At last the eggs began to hatch. Lilly could feel them underneath her. The first one popped open and a cute little white chick wiggled out. A few minutes later two more and then another until all had hatched except the black egg. Lilly cleaned her babies and kept them tucked under her warm feathers. The next day the black egg began to move just a little. Then there was a cracking sound beneath Lilly. It had been exactly 21 days and was time for all the eggs to be hatched.
All the nosey chickens surrounded Lilly’s nest hoping to catch a glimpse of the mystery chicken. Suddenly the egg cracked open and a little fuzzy chick poked out of the shell.
“Oh my goodness it is a white chick but it looks a bit weird!” Bertha gasped.
“Dear me it isn’t like the rest of the chicks.” Dorothy whispered.
“What kind of chick is that?” Margaret interrupted pushing her way to the front.
About this time Mr. Hickman came walking up to the chicken house.
“Well Lilly I see you have hatched all the eggs. They are beautiful and healthy little chicks. Oh this little one must have been the Frizzle egg Mr. Danfield dropped off. We have never had a frizzle chicken before so I was anxious to have one. Lilly you are a fine mother hen to sit patiently on an egg you didn’t lay. I hope I didn’t disturb you too much when I sneaked the black egg under you. She is supposed to have lots of fluffy white feathers. I suppose the color of the egg can really fool a fellow, huh?” He continued as he inspected the chick from head to toe.
All the chickens were busy scratching and pecking in the dirt pretending not to be listening.
“See there Bertha you have had this entire farm yard all out of sorts with your flapping tongue. You need to start minding your own business and stop gossiping.” Belcher the pig squealed.
Albert the goat kicked up his heels and laughed until his sides hurt at Bertha’s red face.
“Old Bertha is a busy body always trying to start some trouble. There is always one person in every crowd whose tongue is far too long. I think we all know that person is YOU Bertha!” Albert laughed kicking dirt in Bertha’s face.
“Maybe YOU should visit the Bennington Roosters.” Waddles the duck quacked.
So it came to be that the black egg was indeed a special egg with a special kind of chick inside. As the months passed Frizzle added grace and elegance to the farmyard with her fluffy feathers. All the other chickens became jealous of her beauty.
Bertha is now waiting for Frizzles eggs to hatch to see if there might be some strange mutant bird inside.

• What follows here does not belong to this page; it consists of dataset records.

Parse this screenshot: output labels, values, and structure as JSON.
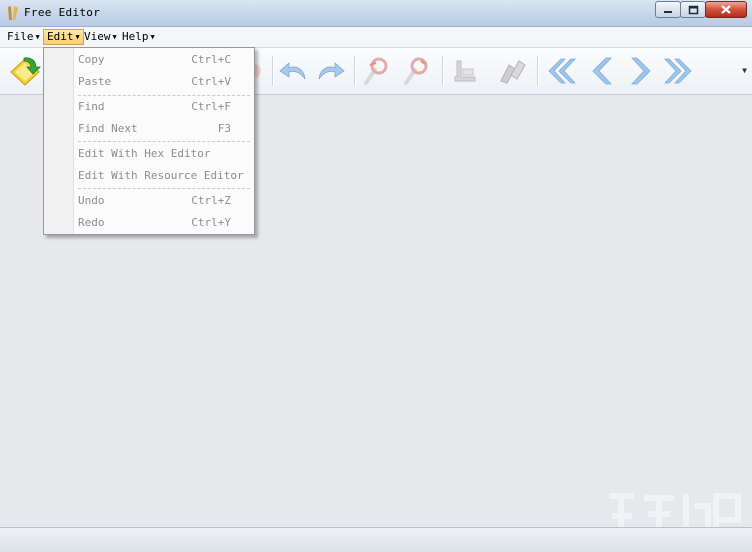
{
  "window": {
    "title": "Free Editor"
  },
  "menubar": {
    "items": [
      {
        "label": "File",
        "active": false
      },
      {
        "label": "Edit",
        "active": true
      },
      {
        "label": "View",
        "active": false
      },
      {
        "label": "Help",
        "active": false
      }
    ]
  },
  "edit_menu": {
    "copy": {
      "label": "Copy",
      "shortcut": "Ctrl+C"
    },
    "paste": {
      "label": "Paste",
      "shortcut": "Ctrl+V"
    },
    "find": {
      "label": "Find",
      "shortcut": "Ctrl+F"
    },
    "find_next": {
      "label": "Find Next",
      "shortcut": "F3"
    },
    "hex_editor": {
      "label": "Edit With Hex Editor"
    },
    "resource_editor": {
      "label": "Edit With Resource Editor"
    },
    "undo": {
      "label": "Undo",
      "shortcut": "Ctrl+Z"
    },
    "redo": {
      "label": "Redo",
      "shortcut": "Ctrl+Y"
    }
  },
  "toolbar": {
    "icons": [
      "open-folder-icon",
      "save-icon",
      "undo-icon",
      "redo-icon",
      "find-icon",
      "find-next-icon",
      "hex-editor-icon",
      "resource-editor-icon",
      "first-icon",
      "previous-icon",
      "next-icon",
      "last-icon"
    ]
  },
  "colors": {
    "menu_active": "#f8cf6b",
    "disabled_text": "#8d8d8d",
    "close_button": "#d2513c",
    "nav_arrows": "#9fc6ea"
  }
}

The sun still shines everyday and the rain still falls on the crops at Secret Meadows. Every day Frizzle reminds all the chickens that an idle mind is the devil’s workshop and the cycle of life continues.
Question: How long does it take for eggs to hatch?
Written by Sybil Shearin
All Rights Reserved